*** Entries provided ***

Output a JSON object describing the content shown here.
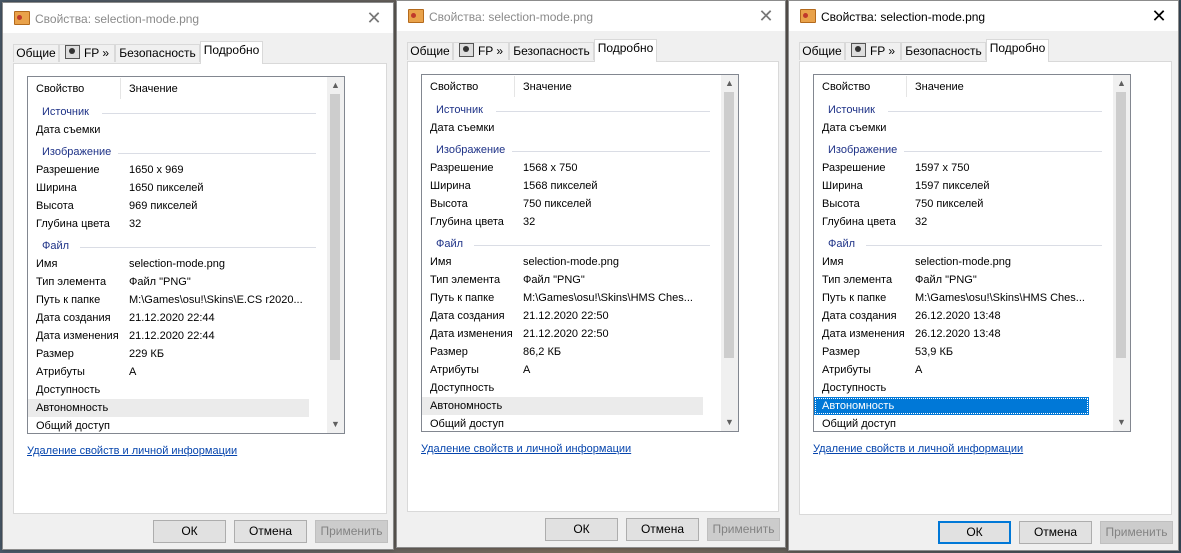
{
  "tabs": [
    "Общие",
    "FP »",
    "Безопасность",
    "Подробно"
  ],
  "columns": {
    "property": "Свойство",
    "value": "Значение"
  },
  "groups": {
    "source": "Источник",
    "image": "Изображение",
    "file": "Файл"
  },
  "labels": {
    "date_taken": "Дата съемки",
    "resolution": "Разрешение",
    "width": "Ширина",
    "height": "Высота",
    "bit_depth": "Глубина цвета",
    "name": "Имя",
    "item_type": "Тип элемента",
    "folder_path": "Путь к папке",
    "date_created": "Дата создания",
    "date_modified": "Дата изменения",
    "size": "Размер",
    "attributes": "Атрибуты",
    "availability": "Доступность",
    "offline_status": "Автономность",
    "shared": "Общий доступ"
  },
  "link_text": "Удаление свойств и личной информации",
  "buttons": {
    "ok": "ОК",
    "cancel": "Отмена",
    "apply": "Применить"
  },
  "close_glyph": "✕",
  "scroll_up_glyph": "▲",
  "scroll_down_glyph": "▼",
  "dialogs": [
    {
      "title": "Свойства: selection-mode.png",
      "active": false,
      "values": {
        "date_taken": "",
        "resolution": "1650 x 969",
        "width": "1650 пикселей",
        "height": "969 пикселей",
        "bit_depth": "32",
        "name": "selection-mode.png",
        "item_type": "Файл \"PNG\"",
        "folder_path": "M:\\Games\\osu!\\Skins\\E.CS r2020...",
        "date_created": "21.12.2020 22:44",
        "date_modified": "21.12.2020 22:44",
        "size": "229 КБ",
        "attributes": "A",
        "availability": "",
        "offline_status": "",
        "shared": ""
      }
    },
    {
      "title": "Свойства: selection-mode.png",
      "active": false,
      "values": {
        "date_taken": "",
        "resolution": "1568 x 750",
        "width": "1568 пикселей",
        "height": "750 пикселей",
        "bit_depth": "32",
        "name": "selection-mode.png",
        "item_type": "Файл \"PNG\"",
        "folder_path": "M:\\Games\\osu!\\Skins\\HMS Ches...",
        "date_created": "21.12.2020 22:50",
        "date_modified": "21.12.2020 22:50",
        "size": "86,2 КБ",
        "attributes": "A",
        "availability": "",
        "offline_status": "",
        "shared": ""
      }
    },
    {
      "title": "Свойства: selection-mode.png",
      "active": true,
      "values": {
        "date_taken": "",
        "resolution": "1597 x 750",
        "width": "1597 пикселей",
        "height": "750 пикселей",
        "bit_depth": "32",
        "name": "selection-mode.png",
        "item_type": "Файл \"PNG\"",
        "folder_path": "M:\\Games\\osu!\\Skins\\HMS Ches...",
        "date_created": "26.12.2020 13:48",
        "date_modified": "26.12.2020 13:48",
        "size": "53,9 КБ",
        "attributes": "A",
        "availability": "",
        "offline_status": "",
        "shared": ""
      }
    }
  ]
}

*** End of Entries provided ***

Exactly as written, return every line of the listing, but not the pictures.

Output a JSON object describing the content shown here.
{
  "tabs": [
    "Общие",
    "FP »",
    "Безопасность",
    "Подробно"
  ],
  "columns": {
    "property": "Свойство",
    "value": "Значение"
  },
  "groups": {
    "source": "Источник",
    "image": "Изображение",
    "file": "Файл"
  },
  "labels": {
    "date_taken": "Дата съемки",
    "resolution": "Разрешение",
    "width": "Ширина",
    "height": "Высота",
    "bit_depth": "Глубина цвета",
    "name": "Имя",
    "item_type": "Тип элемента",
    "folder_path": "Путь к папке",
    "date_created": "Дата создания",
    "date_modified": "Дата изменения",
    "size": "Размер",
    "attributes": "Атрибуты",
    "availability": "Доступность",
    "offline_status": "Автономность",
    "shared": "Общий доступ"
  },
  "link_text": "Удаление свойств и личной информации",
  "buttons": {
    "ok": "ОК",
    "cancel": "Отмена",
    "apply": "Применить"
  },
  "close_glyph": "✕",
  "scroll_up_glyph": "▲",
  "scroll_down_glyph": "▼",
  "dialogs": [
    {
      "title": "Свойства: selection-mode.png",
      "active": false,
      "values": {
        "date_taken": "",
        "resolution": "1650 x 969",
        "width": "1650 пикселей",
        "height": "969 пикселей",
        "bit_depth": "32",
        "name": "selection-mode.png",
        "item_type": "Файл \"PNG\"",
        "folder_path": "M:\\Games\\osu!\\Skins\\E.CS r2020...",
        "date_created": "21.12.2020 22:44",
        "date_modified": "21.12.2020 22:44",
        "size": "229 КБ",
        "attributes": "A",
        "availability": "",
        "offline_status": "",
        "shared": ""
      }
    },
    {
      "title": "Свойства: selection-mode.png",
      "active": false,
      "values": {
        "date_taken": "",
        "resolution": "1568 x 750",
        "width": "1568 пикселей",
        "height": "750 пикселей",
        "bit_depth": "32",
        "name": "selection-mode.png",
        "item_type": "Файл \"PNG\"",
        "folder_path": "M:\\Games\\osu!\\Skins\\HMS Ches...",
        "date_created": "21.12.2020 22:50",
        "date_modified": "21.12.2020 22:50",
        "size": "86,2 КБ",
        "attributes": "A",
        "availability": "",
        "offline_status": "",
        "shared": ""
      }
    },
    {
      "title": "Свойства: selection-mode.png",
      "active": true,
      "values": {
        "date_taken": "",
        "resolution": "1597 x 750",
        "width": "1597 пикселей",
        "height": "750 пикселей",
        "bit_depth": "32",
        "name": "selection-mode.png",
        "item_type": "Файл \"PNG\"",
        "folder_path": "M:\\Games\\osu!\\Skins\\HMS Ches...",
        "date_created": "26.12.2020 13:48",
        "date_modified": "26.12.2020 13:48",
        "size": "53,9 КБ",
        "attributes": "A",
        "availability": "",
        "offline_status": "",
        "shared": ""
      }
    }
  ]
}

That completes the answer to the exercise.